USE NONVERBAL SIGNALS TO SHOW YOU ARE ENGAGED

Nodding and using eye contact and engaged body language shows that we are interested and open to what our loved one is sharing.  It gives him the space to express himself, and makes him feel heard.

SHOW EMPATHY

Empathy is: “I see that you are struggling and hurting right now, and I am so sorry.  I can’t fix it for you or take it away, but I will sit here with you and listen to your story.  As much as this hurts, it is okay to feel this way.”

Check out Brene Brown’s brilliant short on empathy.

Sometimes, all our loved ones need when they are in pain is to be heard; to be given a space with someone they trust to express how they are feeling.  Sometimes, however, they may need some extra support or professional help.

CSAM IS HERE TO HELP

If you or someone you love might benefit from acceptance and commitment therapy (ACT), cognitive behavioral therapy (CBT), or biofeedback for anxiety, depression, stress, or PTSD, or if you would like more information about our therapy services, please contact us at (858) 354-4077 or at csamsandiego@gmail.com.

REFERENCES:
Brown, B.  (2013, Dec 10).  Brené Brown on empathy. Retrieved from https://www.youtube.com/watch?v=1Evwgu369Jw

 

The Importance of Clinical Research

Jill Stoddard

By: Sarah Bond

Clinical research is fundamental to the advancement and understanding of the field of psychology.  It is important not to underestimate the significance that clinical research has had upon the development and implementation of psychological interventions.  This is accomplished by randomly selecting a subset of the population to serve as a sample in which the potential effect(s) of a given variable are observed.  Clinical research provides practitioners and researchers with insight into the effectiveness of the associated variable(s) under study.  It helps us examine isolated factors that may not be clearly evident outside of a controlled setting.  For example, we may examine the clinical treatment outcome of a specific intervention to determine whether or not it is an effective treatment for a given disorder.
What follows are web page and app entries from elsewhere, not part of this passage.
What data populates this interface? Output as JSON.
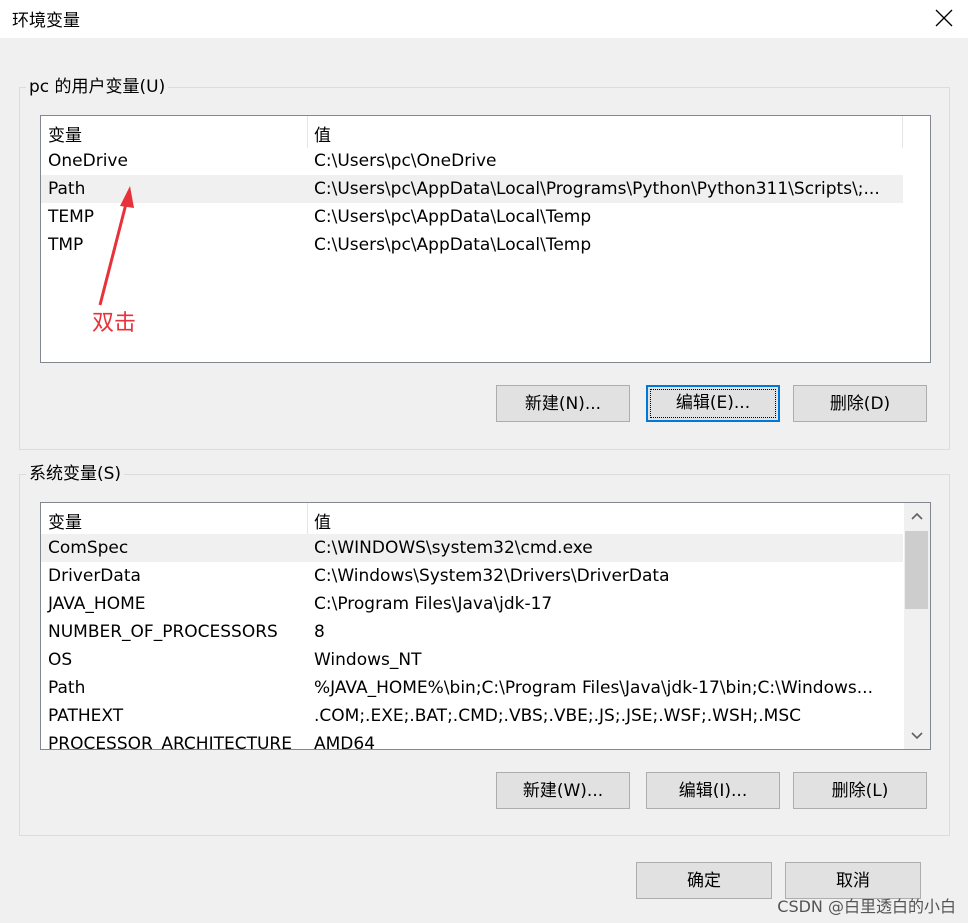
{
  "window": {
    "title": "环境变量"
  },
  "user_group": {
    "label": "pc 的用户变量(U)",
    "columns": [
      "变量",
      "值"
    ],
    "rows": [
      {
        "name": "OneDrive",
        "value": "C:\\Users\\pc\\OneDrive"
      },
      {
        "name": "Path",
        "value": "C:\\Users\\pc\\AppData\\Local\\Programs\\Python\\Python311\\Scripts\\;..."
      },
      {
        "name": "TEMP",
        "value": "C:\\Users\\pc\\AppData\\Local\\Temp"
      },
      {
        "name": "TMP",
        "value": "C:\\Users\\pc\\AppData\\Local\\Temp"
      }
    ],
    "buttons": {
      "new": "新建(N)...",
      "edit": "编辑(E)...",
      "delete": "删除(D)"
    }
  },
  "system_group": {
    "label": "系统变量(S)",
    "columns": [
      "变量",
      "值"
    ],
    "rows": [
      {
        "name": "ComSpec",
        "value": "C:\\WINDOWS\\system32\\cmd.exe"
      },
      {
        "name": "DriverData",
        "value": "C:\\Windows\\System32\\Drivers\\DriverData"
      },
      {
        "name": "JAVA_HOME",
        "value": "C:\\Program Files\\Java\\jdk-17"
      },
      {
        "name": "NUMBER_OF_PROCESSORS",
        "value": "8"
      },
      {
        "name": "OS",
        "value": "Windows_NT"
      },
      {
        "name": "Path",
        "value": "%JAVA_HOME%\\bin;C:\\Program Files\\Java\\jdk-17\\bin;C:\\Windows..."
      },
      {
        "name": "PATHEXT",
        "value": ".COM;.EXE;.BAT;.CMD;.VBS;.VBE;.JS;.JSE;.WSF;.WSH;.MSC"
      },
      {
        "name": "PROCESSOR_ARCHITECTURE",
        "value": "AMD64"
      }
    ],
    "buttons": {
      "new": "新建(W)...",
      "edit": "编辑(I)...",
      "delete": "删除(L)"
    }
  },
  "footer": {
    "ok": "确定",
    "cancel": "取消"
  },
  "annotation": {
    "text": "双击",
    "color": "#e8323a"
  },
  "watermark": "CSDN @白里透白的小白",
  "colors": {
    "focus": "#0078d7",
    "button_bg": "#e1e1e1",
    "dialog_bg": "#f0f0f0"
  }
}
In order to further advance standards of care, we must compare current treatment options to novel interventions.  This challenges us to continuously advance our understanding of the most relevant and beneficial treatments available for our clients.  We have an ethical obligation to ensure that we understand how a given intervention will likely influence the treatment outcome prior to determining the best approach to utilize when helping a client.

Clinical studies provide findings that allow practitioners to analyze data and generalize interpretations to help their clients.  For instance, both cognitive behavioral therapy (CBT) and acceptance and commitment therapy (ACT) have been indicated by clinical research to be efficacious treatments for anxiety disorders as well as many other conditions (e.g., depression, chronic pain, eating disorders).  Clinical research provides a means for psychologists to determine the best type of treatment for their clients.

Most clinical studies utilize human participants.  There are strict ethical guidelines set forth by the American Psychological Association (APA) that must be ensured prior to and throughout administration.  For this reason, all academic research studies must submit a research proposal to be reviewed by the respective university’s Institutional Review Board (IRB).  In doing so, the IRB is obligated to determine whether or not a given study is ethical prior to implementation.  During the study, participants are asked to sign an informed consent, which is similar to a contract.  It thoroughly explains the intention and potential risks associated with the study.  If any deception is used, it is mandatory to debrief participants following administration.

In essence, clinical research is important to providing optimal client care.  It not only deepens our understanding of current practices, but it also helps us advance and learn about new treatment options that can potentially improve treatment outcomes.  We depend upon clinical studies to help us understand how different variables influence our daily lives.

If you are interested in being a participant in clinical research, you can visit https://www.facebook.com/Paidresearchsandiego.

Tags: San Diegopsychologypsychologistresearchclinical research